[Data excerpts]

▽

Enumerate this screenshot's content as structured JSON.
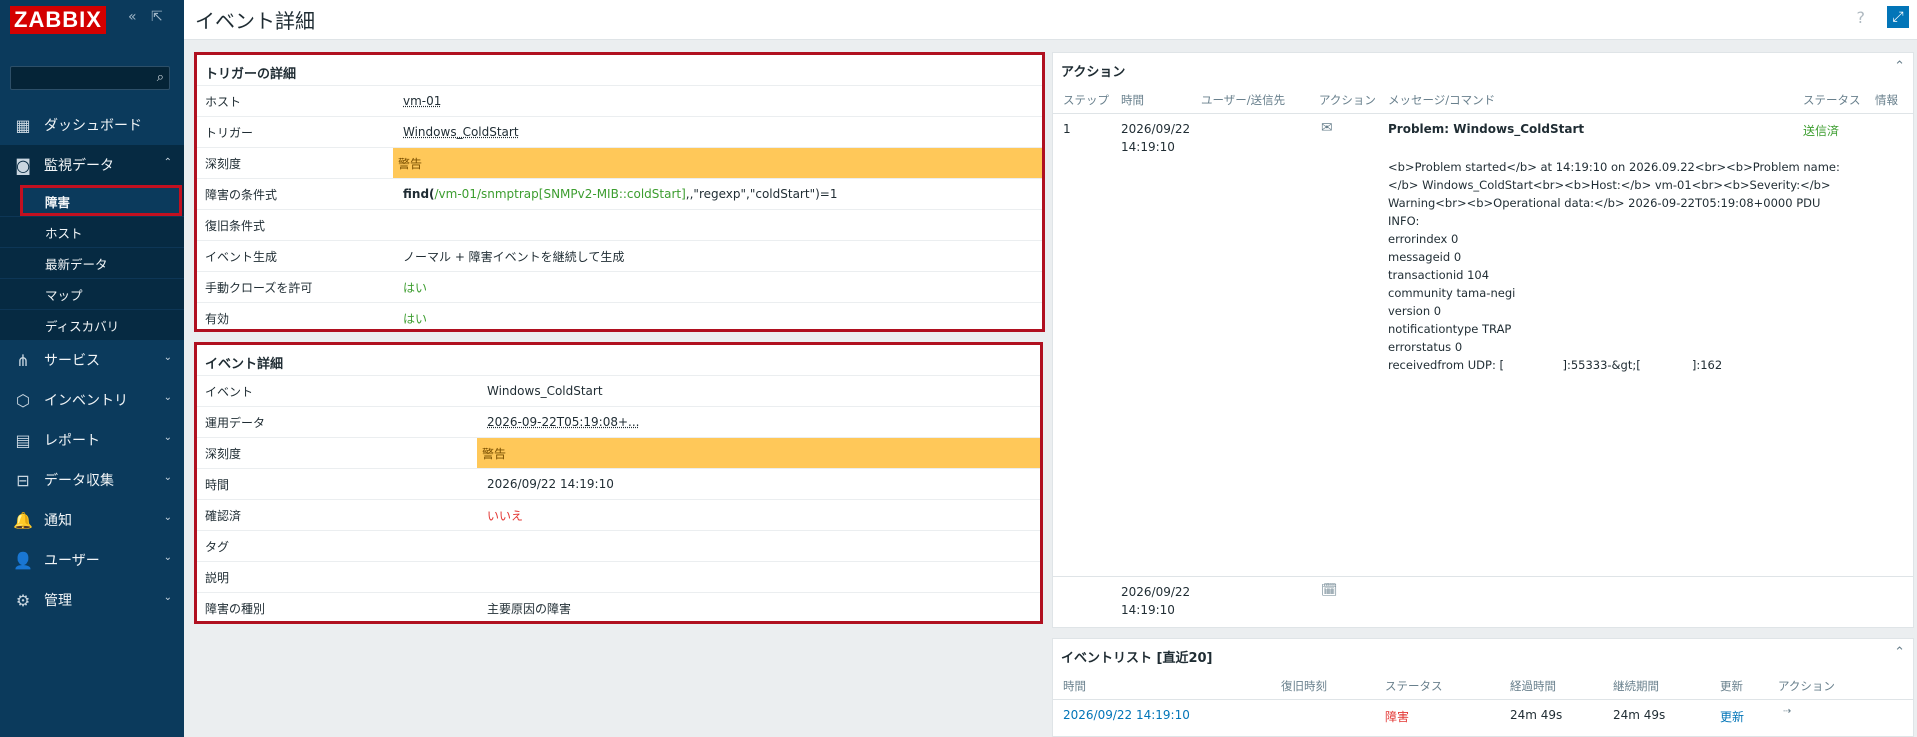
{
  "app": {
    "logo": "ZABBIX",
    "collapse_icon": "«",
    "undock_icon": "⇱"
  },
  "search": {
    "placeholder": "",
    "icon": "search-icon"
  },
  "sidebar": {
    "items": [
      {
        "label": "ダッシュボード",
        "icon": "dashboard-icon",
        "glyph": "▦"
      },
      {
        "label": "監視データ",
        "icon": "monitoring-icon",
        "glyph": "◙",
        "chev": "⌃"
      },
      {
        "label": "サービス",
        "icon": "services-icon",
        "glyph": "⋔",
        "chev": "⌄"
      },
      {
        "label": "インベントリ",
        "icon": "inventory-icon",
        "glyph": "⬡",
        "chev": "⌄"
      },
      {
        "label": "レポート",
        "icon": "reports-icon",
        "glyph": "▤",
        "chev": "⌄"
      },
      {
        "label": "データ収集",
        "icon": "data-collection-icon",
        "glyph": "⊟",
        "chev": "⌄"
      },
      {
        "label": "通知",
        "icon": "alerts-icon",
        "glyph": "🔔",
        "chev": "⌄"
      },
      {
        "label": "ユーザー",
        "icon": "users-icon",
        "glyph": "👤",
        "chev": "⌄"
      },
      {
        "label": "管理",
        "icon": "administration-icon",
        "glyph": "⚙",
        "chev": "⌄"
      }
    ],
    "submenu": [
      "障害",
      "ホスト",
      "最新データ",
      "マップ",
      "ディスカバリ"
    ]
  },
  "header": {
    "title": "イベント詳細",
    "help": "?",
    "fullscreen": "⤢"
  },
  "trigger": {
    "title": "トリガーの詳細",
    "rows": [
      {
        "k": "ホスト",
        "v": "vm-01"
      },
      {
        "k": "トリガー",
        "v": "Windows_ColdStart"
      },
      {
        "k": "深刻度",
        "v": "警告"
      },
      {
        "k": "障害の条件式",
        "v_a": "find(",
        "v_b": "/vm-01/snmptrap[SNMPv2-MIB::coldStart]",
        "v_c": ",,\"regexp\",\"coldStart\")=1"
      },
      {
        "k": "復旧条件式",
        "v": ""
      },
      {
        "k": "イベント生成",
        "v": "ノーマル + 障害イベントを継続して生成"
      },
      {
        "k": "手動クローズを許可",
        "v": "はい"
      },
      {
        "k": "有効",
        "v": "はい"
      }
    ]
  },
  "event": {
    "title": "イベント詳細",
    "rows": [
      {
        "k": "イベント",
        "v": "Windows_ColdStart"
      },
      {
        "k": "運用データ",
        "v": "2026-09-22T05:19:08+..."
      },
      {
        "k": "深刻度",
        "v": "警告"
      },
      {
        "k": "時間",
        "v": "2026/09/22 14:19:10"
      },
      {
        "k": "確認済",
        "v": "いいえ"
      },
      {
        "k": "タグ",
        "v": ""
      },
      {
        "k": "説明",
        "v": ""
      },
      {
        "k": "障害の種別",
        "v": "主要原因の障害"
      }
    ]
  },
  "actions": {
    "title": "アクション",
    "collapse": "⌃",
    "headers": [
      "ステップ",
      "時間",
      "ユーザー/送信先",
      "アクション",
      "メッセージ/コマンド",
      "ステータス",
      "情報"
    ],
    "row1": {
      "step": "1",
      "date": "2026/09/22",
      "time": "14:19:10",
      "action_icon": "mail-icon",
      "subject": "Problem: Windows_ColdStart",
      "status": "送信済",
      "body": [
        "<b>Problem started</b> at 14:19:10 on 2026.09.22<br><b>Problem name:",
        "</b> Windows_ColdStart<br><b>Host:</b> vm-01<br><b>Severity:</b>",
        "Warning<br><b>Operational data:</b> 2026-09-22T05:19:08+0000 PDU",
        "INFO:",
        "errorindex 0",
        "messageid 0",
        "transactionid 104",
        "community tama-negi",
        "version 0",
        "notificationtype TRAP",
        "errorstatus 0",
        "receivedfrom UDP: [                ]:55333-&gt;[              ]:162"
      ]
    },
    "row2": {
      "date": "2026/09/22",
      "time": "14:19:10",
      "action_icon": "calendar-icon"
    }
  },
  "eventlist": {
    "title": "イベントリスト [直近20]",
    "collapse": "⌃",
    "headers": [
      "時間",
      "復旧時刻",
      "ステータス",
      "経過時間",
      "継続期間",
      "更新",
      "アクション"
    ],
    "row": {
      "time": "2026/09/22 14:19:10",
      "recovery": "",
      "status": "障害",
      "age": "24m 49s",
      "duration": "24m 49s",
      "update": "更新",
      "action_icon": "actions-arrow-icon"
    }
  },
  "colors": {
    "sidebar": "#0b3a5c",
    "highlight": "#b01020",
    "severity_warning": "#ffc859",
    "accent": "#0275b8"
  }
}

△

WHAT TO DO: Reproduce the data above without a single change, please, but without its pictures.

TASK SOLUTION:
Enumerate this screenshot's content as structured JSON.
{
  "app": {
    "logo": "ZABBIX",
    "collapse_icon": "«",
    "undock_icon": "⇱"
  },
  "search": {
    "placeholder": "",
    "icon": "search-icon"
  },
  "sidebar": {
    "items": [
      {
        "label": "ダッシュボード",
        "icon": "dashboard-icon",
        "glyph": "▦"
      },
      {
        "label": "監視データ",
        "icon": "monitoring-icon",
        "glyph": "◙",
        "chev": "⌃"
      },
      {
        "label": "サービス",
        "icon": "services-icon",
        "glyph": "⋔",
        "chev": "⌄"
      },
      {
        "label": "インベントリ",
        "icon": "inventory-icon",
        "glyph": "⬡",
        "chev": "⌄"
      },
      {
        "label": "レポート",
        "icon": "reports-icon",
        "glyph": "▤",
        "chev": "⌄"
      },
      {
        "label": "データ収集",
        "icon": "data-collection-icon",
        "glyph": "⊟",
        "chev": "⌄"
      },
      {
        "label": "通知",
        "icon": "alerts-icon",
        "glyph": "🔔",
        "chev": "⌄"
      },
      {
        "label": "ユーザー",
        "icon": "users-icon",
        "glyph": "👤",
        "chev": "⌄"
      },
      {
        "label": "管理",
        "icon": "administration-icon",
        "glyph": "⚙",
        "chev": "⌄"
      }
    ],
    "submenu": [
      "障害",
      "ホスト",
      "最新データ",
      "マップ",
      "ディスカバリ"
    ]
  },
  "header": {
    "title": "イベント詳細",
    "help": "?",
    "fullscreen": "⤢"
  },
  "trigger": {
    "title": "トリガーの詳細",
    "rows": [
      {
        "k": "ホスト",
        "v": "vm-01"
      },
      {
        "k": "トリガー",
        "v": "Windows_ColdStart"
      },
      {
        "k": "深刻度",
        "v": "警告"
      },
      {
        "k": "障害の条件式",
        "v_a": "find(",
        "v_b": "/vm-01/snmptrap[SNMPv2-MIB::coldStart]",
        "v_c": ",,\"regexp\",\"coldStart\")=1"
      },
      {
        "k": "復旧条件式",
        "v": ""
      },
      {
        "k": "イベント生成",
        "v": "ノーマル + 障害イベントを継続して生成"
      },
      {
        "k": "手動クローズを許可",
        "v": "はい"
      },
      {
        "k": "有効",
        "v": "はい"
      }
    ]
  },
  "event": {
    "title": "イベント詳細",
    "rows": [
      {
        "k": "イベント",
        "v": "Windows_ColdStart"
      },
      {
        "k": "運用データ",
        "v": "2026-09-22T05:19:08+..."
      },
      {
        "k": "深刻度",
        "v": "警告"
      },
      {
        "k": "時間",
        "v": "2026/09/22 14:19:10"
      },
      {
        "k": "確認済",
        "v": "いいえ"
      },
      {
        "k": "タグ",
        "v": ""
      },
      {
        "k": "説明",
        "v": ""
      },
      {
        "k": "障害の種別",
        "v": "主要原因の障害"
      }
    ]
  },
  "actions": {
    "title": "アクション",
    "collapse": "⌃",
    "headers": [
      "ステップ",
      "時間",
      "ユーザー/送信先",
      "アクション",
      "メッセージ/コマンド",
      "ステータス",
      "情報"
    ],
    "row1": {
      "step": "1",
      "date": "2026/09/22",
      "time": "14:19:10",
      "action_icon": "mail-icon",
      "subject": "Problem: Windows_ColdStart",
      "status": "送信済",
      "body": [
        "<b>Problem started</b> at 14:19:10 on 2026.09.22<br><b>Problem name:",
        "</b> Windows_ColdStart<br><b>Host:</b> vm-01<br><b>Severity:</b>",
        "Warning<br><b>Operational data:</b> 2026-09-22T05:19:08+0000 PDU",
        "INFO:",
        "errorindex 0",
        "messageid 0",
        "transactionid 104",
        "community tama-negi",
        "version 0",
        "notificationtype TRAP",
        "errorstatus 0",
        "receivedfrom UDP: [                ]:55333-&gt;[              ]:162"
      ]
    },
    "row2": {
      "date": "2026/09/22",
      "time": "14:19:10",
      "action_icon": "calendar-icon"
    }
  },
  "eventlist": {
    "title": "イベントリスト [直近20]",
    "collapse": "⌃",
    "headers": [
      "時間",
      "復旧時刻",
      "ステータス",
      "経過時間",
      "継続期間",
      "更新",
      "アクション"
    ],
    "row": {
      "time": "2026/09/22 14:19:10",
      "recovery": "",
      "status": "障害",
      "age": "24m 49s",
      "duration": "24m 49s",
      "update": "更新",
      "action_icon": "actions-arrow-icon"
    }
  },
  "colors": {
    "sidebar": "#0b3a5c",
    "highlight": "#b01020",
    "severity_warning": "#ffc859",
    "accent": "#0275b8"
  }
}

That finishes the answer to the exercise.